Page and application data records:
· · · · ·

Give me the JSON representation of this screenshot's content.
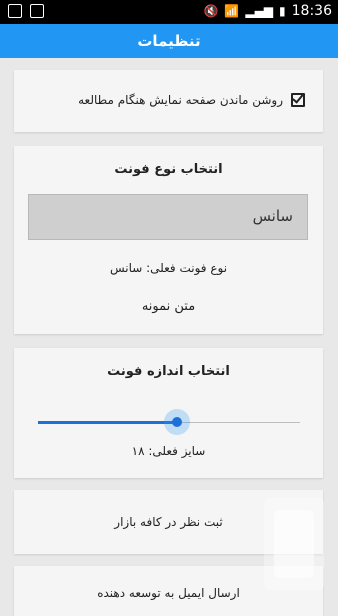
{
  "status_bar": {
    "time": "18:36"
  },
  "app_bar": {
    "title": "تنظیمات"
  },
  "keep_screen_on": {
    "label": "روشن ماندن صفحه نمایش هنگام مطالعه",
    "checked": true
  },
  "font_type": {
    "title": "انتخاب نوع فونت",
    "selected": "سانس",
    "current_label": "نوع فونت فعلی: سانس",
    "sample_text": "متن نمونه"
  },
  "font_size": {
    "title": "انتخاب اندازه فونت",
    "slider_fraction": 0.53,
    "current_label": "سایز فعلی: ۱۸"
  },
  "rate_cafebazaar": {
    "label": "ثبت نظر در کافه بازار"
  },
  "email_developer": {
    "label": "ارسال ایمیل به توسعه دهنده"
  }
}
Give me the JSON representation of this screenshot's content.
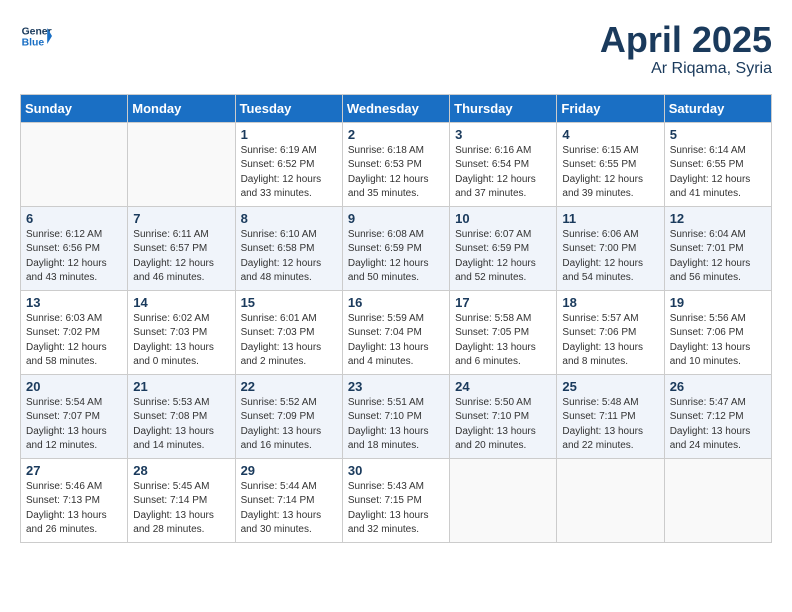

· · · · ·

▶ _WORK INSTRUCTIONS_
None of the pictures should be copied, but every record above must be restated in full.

▶ _EXERCISE ANSWER_
Give me the JSON representation of this screenshot's content.
{
  "status_bar": {
    "time": "18:36"
  },
  "app_bar": {
    "title": "تنظیمات"
  },
  "keep_screen_on": {
    "label": "روشن ماندن صفحه نمایش هنگام مطالعه",
    "checked": true
  },
  "font_type": {
    "title": "انتخاب نوع فونت",
    "selected": "سانس",
    "current_label": "نوع فونت فعلی: سانس",
    "sample_text": "متن نمونه"
  },
  "font_size": {
    "title": "انتخاب اندازه فونت",
    "slider_fraction": 0.53,
    "current_label": "سایز فعلی: ۱۸"
  },
  "rate_cafebazaar": {
    "label": "ثبت نظر در کافه بازار"
  },
  "email_developer": {
    "label": "ارسال ایمیل به توسعه دهنده"
  }
}
Give me the JSON representation of this screenshot's content.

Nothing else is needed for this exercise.